More than 220,000 fragile glass plates of yesteryear's night sky are being preserved forever in digital form.
Long before the invention of digital cameras, astronomers spent millions of telescope hours photographing the night sky — they measured star brightnesses, detected comets and planets, mapped our galaxy, and built the foundations of our understanding of the universe.
Now all of this raw beauty is held on thin, fragile pieces of glass, which stores the photometric, astrometric, spectral and surface brightness data for posterity. Like other preservation projects, the Astronomical Photographic Data Archive (APDA) has set about archiving and digitizing its glass photographic plates to forever safeguard their hundreds of terabytes of data. This astronomical legacy will give today’s explorers a time machine to the night sky of the past.
APDA was established in 2007 as a center for collecting, restoring, preserving and storing astronomical photographic data. The archive is housed on the campus of the Pisgah Astronomical Research Institute (PARI), located at a former NASA tracking station in western North Carolina (S&T: September 2013, page 36). The APDA archive contains about 20% of all the plates in North America, including at least 40 plate collections. Smaller institutions and individuals send more plates every year.
From studies of the Magellanic Clouds to asteroid astrometry, the nearly 220,000 plates have already done their part for science. Generations of astronomers have used the photographic plates to identify quasars, make parallax measurements, conduct star surveys, study nova evolution, and aid in spectral classification. But each scientist usually only studied a select number of objects per plate, each covering a several-degree field of view. The amount of unexplored photographic data is truly a resource for discovery of discrete and often time-related data.

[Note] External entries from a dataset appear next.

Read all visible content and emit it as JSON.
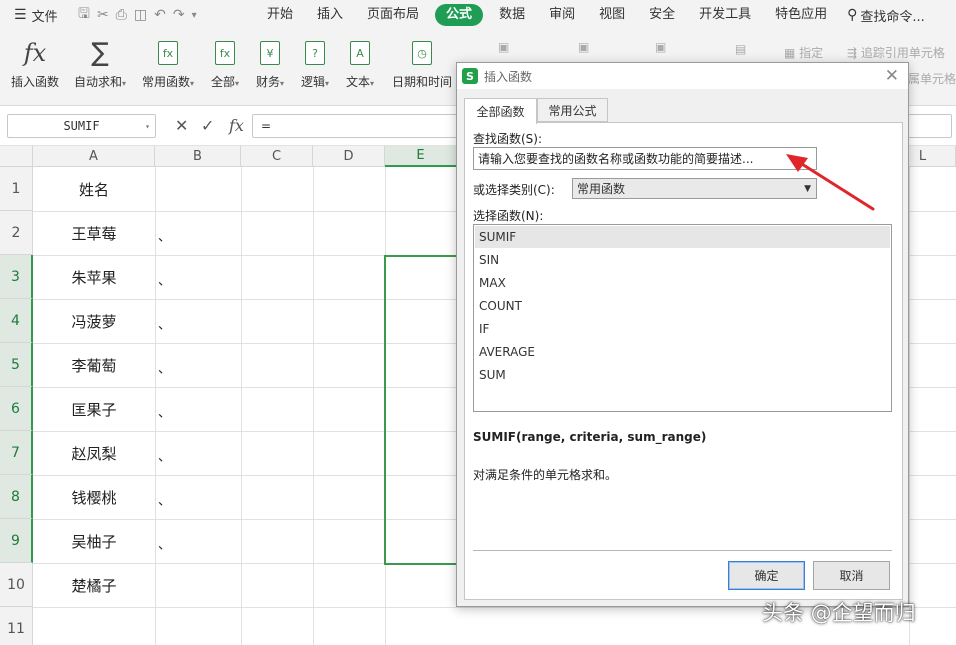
{
  "menubar": {
    "file_label": "文件",
    "tabs": [
      "开始",
      "插入",
      "页面布局",
      "公式",
      "数据",
      "审阅",
      "视图",
      "安全",
      "开发工具",
      "特色应用"
    ],
    "active_tab": "公式",
    "search_label": "查找命令..."
  },
  "ribbon": {
    "insert_function": "插入函数",
    "autosum": "自动求和",
    "common_functions": "常用函数",
    "all": "全部",
    "finance": "财务",
    "logic": "逻辑",
    "text": "文本",
    "datetime": "日期和时间",
    "name_manager": "指定",
    "trace_precedents": "追踪引用单元格",
    "trace_dependents": "追踪从属单元格"
  },
  "formula_bar": {
    "name_box": "SUMIF",
    "formula": "="
  },
  "sheet": {
    "columns": [
      "A",
      "B",
      "C",
      "D",
      "E",
      "L"
    ],
    "selected_column": "E",
    "rows": [
      "1",
      "2",
      "3",
      "4",
      "5",
      "6",
      "7",
      "8",
      "9",
      "10",
      "11"
    ],
    "selected_rows": [
      "3",
      "4",
      "5",
      "6",
      "7",
      "8",
      "9"
    ],
    "col_a": [
      "姓名",
      "王草莓",
      "朱苹果",
      "冯菠萝",
      "李葡萄",
      "匡果子",
      "赵凤梨",
      "钱樱桃",
      "吴柚子",
      "楚橘子"
    ],
    "col_b": [
      "",
      "、",
      "、",
      "、",
      "、",
      "、",
      "、",
      "、",
      "、",
      ""
    ]
  },
  "dialog": {
    "title": "插入函数",
    "close_icon": "close-icon",
    "tabs": [
      "全部函数",
      "常用公式"
    ],
    "active_tab": "全部函数",
    "search_label": "查找函数(S):",
    "search_value": "请输入您要查找的函数名称或函数功能的简要描述...",
    "category_label": "或选择类别(C):",
    "category_value": "常用函数",
    "function_list_label": "选择函数(N):",
    "functions": [
      "SUMIF",
      "SIN",
      "MAX",
      "COUNT",
      "IF",
      "AVERAGE",
      "SUM"
    ],
    "selected_function": "SUMIF",
    "signature": "SUMIF(range, criteria, sum_range)",
    "description": "对满足条件的单元格求和。",
    "ok_label": "确定",
    "cancel_label": "取消"
  },
  "annotation": {
    "arrow_color": "#e0252b"
  },
  "watermark": "头条 @企望而归",
  "colors": {
    "accent": "#1f9d55",
    "selection": "#3a9a4e"
  }
}
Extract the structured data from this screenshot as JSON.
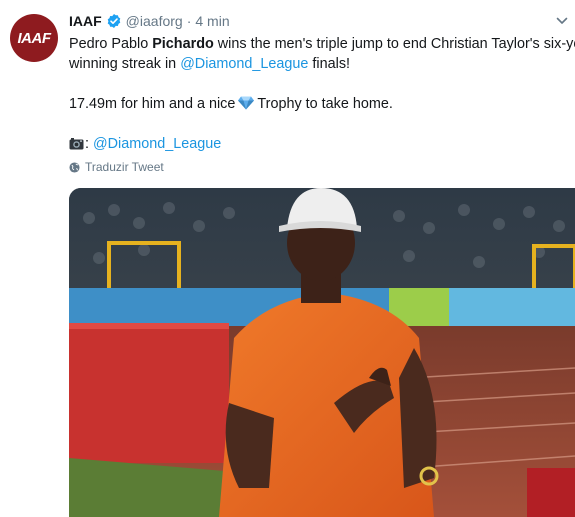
{
  "tweet": {
    "author_name": "IAAF",
    "handle": "@iaaforg",
    "separator": "·",
    "time": "4 min",
    "avatar_text": "IAAF",
    "text": {
      "l1_a": "Pedro Pablo ",
      "l1_b": "Pichardo",
      "l1_c": " wins the men's triple jump to end Christian Taylor's six-year",
      "l2_a": "winning streak in ",
      "l2_mention": "@Diamond_League",
      "l2_b": " finals!",
      "l3_a": "17.49m for him and a nice",
      "l3_b": "Trophy to take home.",
      "l4_a": ": ",
      "l4_mention": "@Diamond_League"
    },
    "translate_label": "Traduzir Tweet",
    "icons": {
      "verified": "verified-badge-icon",
      "menu": "chevron-down-icon",
      "gem": "gem-emoji",
      "camera": "camera-emoji",
      "globe": "globe-icon"
    },
    "colors": {
      "link": "#1b95e0",
      "secondary": "#657786",
      "avatar_bg": "#8e1b1f"
    }
  }
}
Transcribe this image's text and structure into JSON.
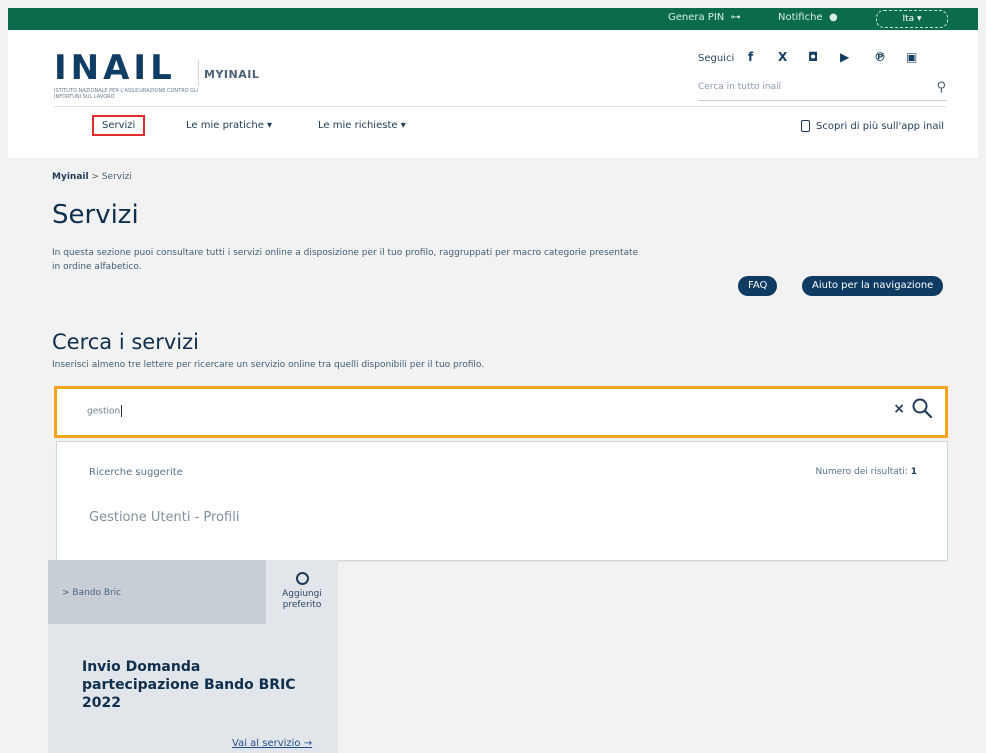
{
  "topbar": {
    "genera_pin": "Genera PIN",
    "genera_pin_icon": "key-icon",
    "notifiche": "Notifiche",
    "notifiche_icon": "bell-icon",
    "lang": "Ita"
  },
  "header": {
    "logo": "INAIL",
    "logo_sub": "ISTITUTO NAZIONALE PER L'ASSICURAZIONE CONTRO GLI INFORTUNI SUL LAVORO",
    "app_name": "MYINAIL",
    "seguici": "Seguici",
    "social": [
      "f",
      "X",
      "◘",
      "▶",
      "℗",
      "▣"
    ],
    "search_placeholder": "Cerca in tutto inail",
    "search_icon": "search-icon"
  },
  "nav": {
    "tabs": [
      "Servizi",
      "Le mie pratiche ▾",
      "Le mie richieste ▾"
    ],
    "app_link": "Scopri di più sull'app inail"
  },
  "breadcrumb": {
    "home": "Myinail",
    "sep": " > ",
    "current": "Servizi"
  },
  "page": {
    "title": "Servizi",
    "intro": "In questa sezione puoi consultare tutti i servizi online a disposizione per il tuo profilo, raggruppati per macro categorie presentate in ordine alfabetico.",
    "faq": "FAQ",
    "aiuto": "Aiuto per la navigazione"
  },
  "search_section": {
    "title": "Cerca i servizi",
    "subtitle": "Inserisci almeno tre lettere per ricercare un servizio online tra quelli disponibili per il tuo profilo.",
    "value": "gestion",
    "clear_icon": "clear-icon",
    "search_icon": "search-icon"
  },
  "dropdown": {
    "header": "Ricerche suggerite",
    "count_label": "Numero dei risultati: ",
    "count": "1",
    "suggestions": [
      "Gestione Utenti - Profili"
    ]
  },
  "card": {
    "tag": "> Bando Bric",
    "fav_label_1": "Aggiungi",
    "fav_label_2": "preferito",
    "title": "Invio Domanda partecipazione Bando BRIC 2022",
    "link": "Vai al servizio →"
  },
  "colors": {
    "topbar": "#0b6b4b",
    "brand": "#0f3a62",
    "highlight": "#e02c2c",
    "search_border": "#f6a51b"
  }
}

For example, APDA’s Nova Survey Project involves 42,000 images obtained from the Harvard Photographic Meteor Program conducted from 1951 to 1959. The Meteor Program used two Super-Schmidt 0.31-meter, f/0.85 telescopes, each with effective fields of view of 52 degrees, separated by 80 km in New Mexico. The telescopes were placed in a no-fly zone and before the era of artificial satellites. Now astronomers are sifting through the images, originally created to study meteors, in search of transient events such as stellar explosions. Estimates predict that this photographic data set should contain at least 40 undiscovered novae.
The fragile and analog nature of astronomical photographic plates makes their data difficult to access. To address this, the APDA team is developing the Astronomy Legacy Project (ALP) — bringing the diverse and rich data set of 20th century astronomy into the 21st century digital world. The team is planning on purchasing a very high-precision scanner to digitize collections in the Astronomical Photographic Data Archive (APDA).
And, to support this effort, PARI has launched a crowdfunding program on Kickstarter. The legacy of generations of astronomers will finally be shared with the entire world.
Michael Castelaz is an astronomer and Science Director at the Pisgah Astronomical Research Institute. He received his Ph.D. in astrophysics from the University of Wyoming in 1984, and he is interested in searching astronomical photographic plate collections for singular stellar events like novae.